“Yes, your eminence” I started. “I take great exception to your scoring, particularly on the first case …” I then went through each case and explained my reasoning behind the medical decisions which were made.
“You are living dangerously,” the grand inquisitor admonished.
“You’re careening down the highway out of control and will undoubtedly crash,” counseled another inquisitor. “Patients must have Lovenox or they are doomed … doomed.”
“It is heresy and blasphemy,” shouted the grand inquisitor, pounding his fist on the table and tearing his clothes. (Not really, but it would not have surprised me if these words had been uttered.)
I don’t know what the outcome of this inquisition will be. I’m sure a certified letter will arrive in the near future and I will be commanded to do 10 hours of penance by taking some sort of CME in surgical care improvement project (SCIP) and write “I will use Lovenox” a thousand times on a blackboard as part of SCIP detention.

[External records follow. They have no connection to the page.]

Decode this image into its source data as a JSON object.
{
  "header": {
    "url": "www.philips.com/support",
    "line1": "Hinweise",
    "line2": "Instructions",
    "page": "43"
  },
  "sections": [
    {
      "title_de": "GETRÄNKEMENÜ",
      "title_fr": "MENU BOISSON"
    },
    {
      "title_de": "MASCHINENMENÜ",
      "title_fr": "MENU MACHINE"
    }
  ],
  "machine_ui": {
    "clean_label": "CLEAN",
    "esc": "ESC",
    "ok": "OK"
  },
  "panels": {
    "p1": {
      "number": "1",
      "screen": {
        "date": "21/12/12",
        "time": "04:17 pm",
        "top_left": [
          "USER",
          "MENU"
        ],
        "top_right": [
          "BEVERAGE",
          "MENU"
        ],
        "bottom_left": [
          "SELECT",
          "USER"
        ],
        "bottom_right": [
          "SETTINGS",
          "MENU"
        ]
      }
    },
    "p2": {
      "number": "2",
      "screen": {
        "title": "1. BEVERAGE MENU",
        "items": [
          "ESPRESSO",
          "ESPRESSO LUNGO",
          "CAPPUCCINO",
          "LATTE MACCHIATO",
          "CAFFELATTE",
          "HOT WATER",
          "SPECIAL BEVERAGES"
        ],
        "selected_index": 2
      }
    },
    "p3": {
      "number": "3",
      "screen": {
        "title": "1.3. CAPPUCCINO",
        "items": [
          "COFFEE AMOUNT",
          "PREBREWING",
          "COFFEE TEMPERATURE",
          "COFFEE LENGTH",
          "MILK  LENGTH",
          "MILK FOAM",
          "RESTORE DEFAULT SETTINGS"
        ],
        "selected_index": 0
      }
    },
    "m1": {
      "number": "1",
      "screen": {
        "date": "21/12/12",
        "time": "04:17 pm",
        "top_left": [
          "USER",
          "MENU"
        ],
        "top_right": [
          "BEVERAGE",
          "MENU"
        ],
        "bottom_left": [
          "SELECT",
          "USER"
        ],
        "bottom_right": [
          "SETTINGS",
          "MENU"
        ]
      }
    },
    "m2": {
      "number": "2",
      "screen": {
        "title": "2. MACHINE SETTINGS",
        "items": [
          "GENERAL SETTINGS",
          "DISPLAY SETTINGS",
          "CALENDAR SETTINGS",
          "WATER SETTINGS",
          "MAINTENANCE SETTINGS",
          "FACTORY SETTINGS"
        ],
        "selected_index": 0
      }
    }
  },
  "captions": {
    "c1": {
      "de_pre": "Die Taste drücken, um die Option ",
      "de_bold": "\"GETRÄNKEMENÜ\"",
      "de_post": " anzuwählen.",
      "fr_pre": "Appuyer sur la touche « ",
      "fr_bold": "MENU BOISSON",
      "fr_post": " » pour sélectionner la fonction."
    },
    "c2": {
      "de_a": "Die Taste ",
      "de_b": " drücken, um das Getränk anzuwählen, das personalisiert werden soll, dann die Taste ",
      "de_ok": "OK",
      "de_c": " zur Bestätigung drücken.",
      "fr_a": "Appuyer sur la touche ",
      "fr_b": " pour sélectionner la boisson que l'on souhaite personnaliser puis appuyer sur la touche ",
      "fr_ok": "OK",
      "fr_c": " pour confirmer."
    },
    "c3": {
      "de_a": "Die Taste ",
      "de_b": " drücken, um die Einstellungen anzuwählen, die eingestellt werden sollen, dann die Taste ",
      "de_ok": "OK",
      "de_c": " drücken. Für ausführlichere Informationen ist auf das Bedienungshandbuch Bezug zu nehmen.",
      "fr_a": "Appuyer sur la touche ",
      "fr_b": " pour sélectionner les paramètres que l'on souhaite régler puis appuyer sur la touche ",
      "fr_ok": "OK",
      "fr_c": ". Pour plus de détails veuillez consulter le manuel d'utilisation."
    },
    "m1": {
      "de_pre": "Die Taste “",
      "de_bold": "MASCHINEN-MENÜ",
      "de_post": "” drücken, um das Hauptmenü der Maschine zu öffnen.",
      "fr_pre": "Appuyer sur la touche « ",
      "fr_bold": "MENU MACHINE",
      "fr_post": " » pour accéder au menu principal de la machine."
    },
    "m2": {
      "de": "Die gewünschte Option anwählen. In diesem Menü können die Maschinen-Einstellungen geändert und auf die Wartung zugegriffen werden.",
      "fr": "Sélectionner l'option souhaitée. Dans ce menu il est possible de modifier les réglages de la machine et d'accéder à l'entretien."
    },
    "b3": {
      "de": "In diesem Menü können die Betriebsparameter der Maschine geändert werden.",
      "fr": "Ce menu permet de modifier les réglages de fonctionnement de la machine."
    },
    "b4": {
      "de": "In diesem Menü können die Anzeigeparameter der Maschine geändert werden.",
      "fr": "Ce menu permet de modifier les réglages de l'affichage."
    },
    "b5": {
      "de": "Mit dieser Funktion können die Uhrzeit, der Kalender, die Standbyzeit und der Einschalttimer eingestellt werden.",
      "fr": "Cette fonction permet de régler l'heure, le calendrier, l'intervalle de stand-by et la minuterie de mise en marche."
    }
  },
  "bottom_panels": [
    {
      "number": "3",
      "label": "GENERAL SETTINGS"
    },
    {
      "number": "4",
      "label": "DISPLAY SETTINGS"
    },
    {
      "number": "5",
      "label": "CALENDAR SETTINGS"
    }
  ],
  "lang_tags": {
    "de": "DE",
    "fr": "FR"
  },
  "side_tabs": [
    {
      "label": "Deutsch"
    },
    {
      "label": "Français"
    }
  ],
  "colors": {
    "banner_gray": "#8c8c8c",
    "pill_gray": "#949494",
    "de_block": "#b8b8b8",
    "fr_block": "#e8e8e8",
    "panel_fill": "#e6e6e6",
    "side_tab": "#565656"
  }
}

But should it be that way? Shouldn’t I, as surgeon on a case, be the best individual to decide the risks and benefits of each therapeutic intervention, particularly in the immediate postoperative time period? It should come down to judgment, weighing the risk of bleeding relative to the risk of DVT or pulmonary embolus for each particular patient.
“Which would you rather have, bleeding or pulmonary embolus?” was one of the questions I was asked.
Of course, the answer is neither. But, it was presented as if it had to be one or the other, a flawed statement according to the laws of logic, but that is a whole different subject.
And, if my judgment regarding the risks of different therapies is not necessary, then why do my Medical consultants constantly write orders such as “Lovenox 40 mg SQ daily, if OK with Dr. Gelber?”
And, in the bigger picture, why am I chastised for attending to a very ill, septic, complicated patient on a Saturday afternoon, operating on her, and saving her life?
I have nothing against pharmacologic anticoagulants. The committee cited three cases out of hundreds of surgeries I had performed at that facility over the months. The cases “fell out”. All three were fairly complex cases. Certainly, in the myriad other operations I have performed I have ordered Lovenox when appropriate.
I know the answer to the questions I raise above. The answer is money. These “core measures” are tied to Medicare reimbursement. If the hospital is not compliant then it loses money. Thus, the nursing staff lives in terror lest one of them forget to contact the doctor to have him or her comply. Excellent nurses have been fired for failure to make such calls; three strikes and you’re out. Pharmacists have taken it upon themselves to discontinue antibiotics in septic patients because they are “SCIP patients.” I know of two such incidents which occurred in a span of 2 weeks, both patients suffering.
And I am called before the inquisition board to explain my heresy. Welcome to modern medicine.
Only ten years until I can retire.
David Gelber is a general and vascular surgeon who blogs at Heard in the OR and author of Behind the Mask.